EXERCISE GOAL: Comb through the entries for "JSON" and pull out each line that holds it.
------------------------------------
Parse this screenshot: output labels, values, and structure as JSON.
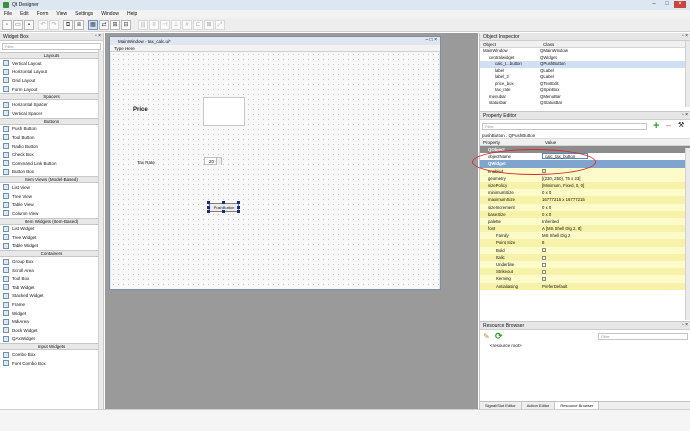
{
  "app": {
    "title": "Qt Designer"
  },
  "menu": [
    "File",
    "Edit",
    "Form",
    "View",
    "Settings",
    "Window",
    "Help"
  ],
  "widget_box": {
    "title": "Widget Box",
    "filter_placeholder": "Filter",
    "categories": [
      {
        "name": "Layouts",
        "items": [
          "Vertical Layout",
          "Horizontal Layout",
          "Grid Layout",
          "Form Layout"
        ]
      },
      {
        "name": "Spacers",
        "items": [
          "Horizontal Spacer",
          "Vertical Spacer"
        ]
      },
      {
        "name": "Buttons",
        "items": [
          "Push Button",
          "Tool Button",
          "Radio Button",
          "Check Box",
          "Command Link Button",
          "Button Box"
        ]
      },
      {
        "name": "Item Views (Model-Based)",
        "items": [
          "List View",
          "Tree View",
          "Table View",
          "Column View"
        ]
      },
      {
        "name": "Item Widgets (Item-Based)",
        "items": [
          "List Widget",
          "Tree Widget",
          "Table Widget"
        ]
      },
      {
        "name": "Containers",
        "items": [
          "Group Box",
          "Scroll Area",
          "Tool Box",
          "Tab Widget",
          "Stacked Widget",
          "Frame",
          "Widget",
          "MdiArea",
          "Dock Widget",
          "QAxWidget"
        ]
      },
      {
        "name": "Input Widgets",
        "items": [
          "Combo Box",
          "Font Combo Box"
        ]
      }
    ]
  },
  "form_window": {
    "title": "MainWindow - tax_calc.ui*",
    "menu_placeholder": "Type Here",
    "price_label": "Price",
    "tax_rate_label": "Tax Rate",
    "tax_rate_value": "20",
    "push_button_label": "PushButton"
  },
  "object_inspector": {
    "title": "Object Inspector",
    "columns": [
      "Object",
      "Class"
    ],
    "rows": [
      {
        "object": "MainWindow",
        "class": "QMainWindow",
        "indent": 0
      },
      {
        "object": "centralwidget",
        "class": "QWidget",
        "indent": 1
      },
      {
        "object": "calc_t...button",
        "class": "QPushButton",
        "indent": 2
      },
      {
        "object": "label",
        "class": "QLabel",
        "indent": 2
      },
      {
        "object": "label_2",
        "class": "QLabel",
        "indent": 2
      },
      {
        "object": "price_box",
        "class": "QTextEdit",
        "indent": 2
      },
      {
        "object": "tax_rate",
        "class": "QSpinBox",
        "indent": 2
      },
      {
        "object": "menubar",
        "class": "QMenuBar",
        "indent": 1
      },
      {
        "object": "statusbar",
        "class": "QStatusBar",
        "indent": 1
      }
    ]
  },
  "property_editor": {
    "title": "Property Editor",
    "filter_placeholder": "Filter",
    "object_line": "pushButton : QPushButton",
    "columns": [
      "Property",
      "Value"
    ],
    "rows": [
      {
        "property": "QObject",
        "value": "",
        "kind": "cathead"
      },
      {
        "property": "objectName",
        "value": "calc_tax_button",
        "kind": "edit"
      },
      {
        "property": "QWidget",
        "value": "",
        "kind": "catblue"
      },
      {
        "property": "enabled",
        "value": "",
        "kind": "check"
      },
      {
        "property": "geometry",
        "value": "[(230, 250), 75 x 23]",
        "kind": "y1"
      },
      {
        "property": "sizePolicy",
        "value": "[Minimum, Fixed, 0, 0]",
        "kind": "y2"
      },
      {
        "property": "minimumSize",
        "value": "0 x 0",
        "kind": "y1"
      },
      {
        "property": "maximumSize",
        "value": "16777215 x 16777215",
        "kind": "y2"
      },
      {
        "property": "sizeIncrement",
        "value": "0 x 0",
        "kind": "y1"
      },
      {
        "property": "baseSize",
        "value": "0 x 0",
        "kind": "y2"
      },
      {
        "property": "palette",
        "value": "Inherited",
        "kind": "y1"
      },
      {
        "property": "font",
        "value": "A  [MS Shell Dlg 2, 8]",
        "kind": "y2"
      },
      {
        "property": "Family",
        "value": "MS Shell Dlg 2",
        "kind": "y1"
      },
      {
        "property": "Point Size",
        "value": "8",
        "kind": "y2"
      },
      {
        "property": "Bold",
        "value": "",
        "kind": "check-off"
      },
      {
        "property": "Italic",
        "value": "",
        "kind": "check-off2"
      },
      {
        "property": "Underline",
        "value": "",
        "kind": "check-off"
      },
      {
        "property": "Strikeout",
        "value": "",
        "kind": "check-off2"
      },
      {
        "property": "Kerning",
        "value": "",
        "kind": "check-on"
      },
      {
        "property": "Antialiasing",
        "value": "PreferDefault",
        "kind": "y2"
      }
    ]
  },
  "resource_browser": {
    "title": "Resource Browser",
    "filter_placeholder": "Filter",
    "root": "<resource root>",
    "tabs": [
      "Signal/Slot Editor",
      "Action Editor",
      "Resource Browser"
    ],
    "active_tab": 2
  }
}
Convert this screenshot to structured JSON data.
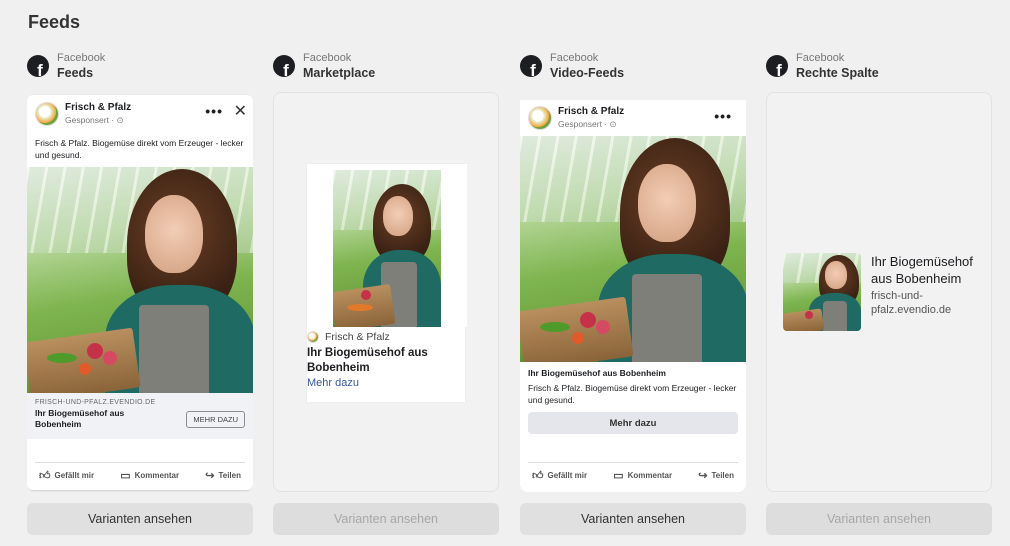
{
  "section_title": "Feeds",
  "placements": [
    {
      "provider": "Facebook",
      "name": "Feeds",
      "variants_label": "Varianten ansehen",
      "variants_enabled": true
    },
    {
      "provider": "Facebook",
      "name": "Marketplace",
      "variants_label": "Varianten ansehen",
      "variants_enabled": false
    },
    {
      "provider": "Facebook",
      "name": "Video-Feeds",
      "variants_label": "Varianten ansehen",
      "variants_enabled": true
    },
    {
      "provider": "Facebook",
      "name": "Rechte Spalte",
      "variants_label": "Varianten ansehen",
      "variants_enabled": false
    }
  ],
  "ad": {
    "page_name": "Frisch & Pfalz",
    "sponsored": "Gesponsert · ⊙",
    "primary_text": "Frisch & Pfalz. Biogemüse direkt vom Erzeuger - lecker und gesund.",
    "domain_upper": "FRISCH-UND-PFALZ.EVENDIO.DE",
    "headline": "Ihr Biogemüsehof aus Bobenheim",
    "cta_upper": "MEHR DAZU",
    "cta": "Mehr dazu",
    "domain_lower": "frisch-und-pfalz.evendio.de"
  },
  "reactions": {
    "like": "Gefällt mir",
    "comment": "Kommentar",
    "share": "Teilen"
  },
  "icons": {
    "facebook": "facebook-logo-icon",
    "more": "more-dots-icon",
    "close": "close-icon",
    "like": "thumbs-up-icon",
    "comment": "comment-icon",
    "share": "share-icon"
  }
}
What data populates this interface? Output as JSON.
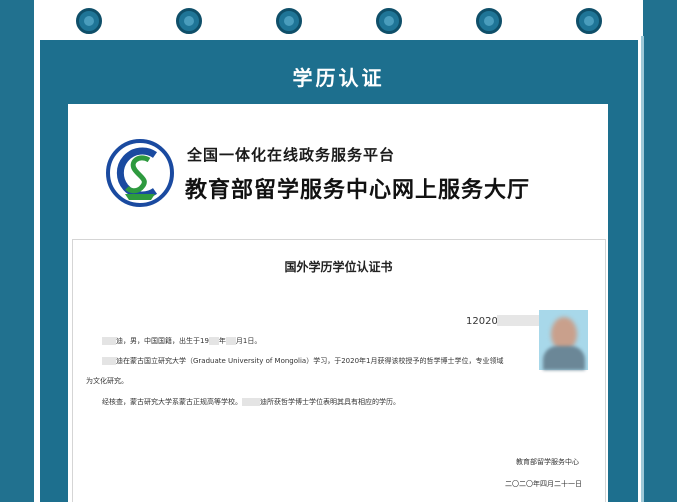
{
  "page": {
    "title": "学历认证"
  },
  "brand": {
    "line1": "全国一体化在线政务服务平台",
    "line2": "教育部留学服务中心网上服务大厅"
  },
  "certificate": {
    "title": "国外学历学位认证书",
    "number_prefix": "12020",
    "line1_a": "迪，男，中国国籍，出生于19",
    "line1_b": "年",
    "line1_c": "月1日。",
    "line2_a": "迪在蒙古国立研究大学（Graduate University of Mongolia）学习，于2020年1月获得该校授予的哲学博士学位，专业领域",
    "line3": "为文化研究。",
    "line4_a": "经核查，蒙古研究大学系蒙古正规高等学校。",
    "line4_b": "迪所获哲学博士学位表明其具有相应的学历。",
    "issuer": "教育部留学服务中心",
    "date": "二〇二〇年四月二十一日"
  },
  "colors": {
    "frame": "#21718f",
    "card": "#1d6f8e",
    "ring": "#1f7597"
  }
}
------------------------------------
ANSWER BELOW:
Parse this screenshot: output labels, values, and structure as JSON.
Convert this screenshot to structured JSON data.
What data populates this interface? Output as JSON.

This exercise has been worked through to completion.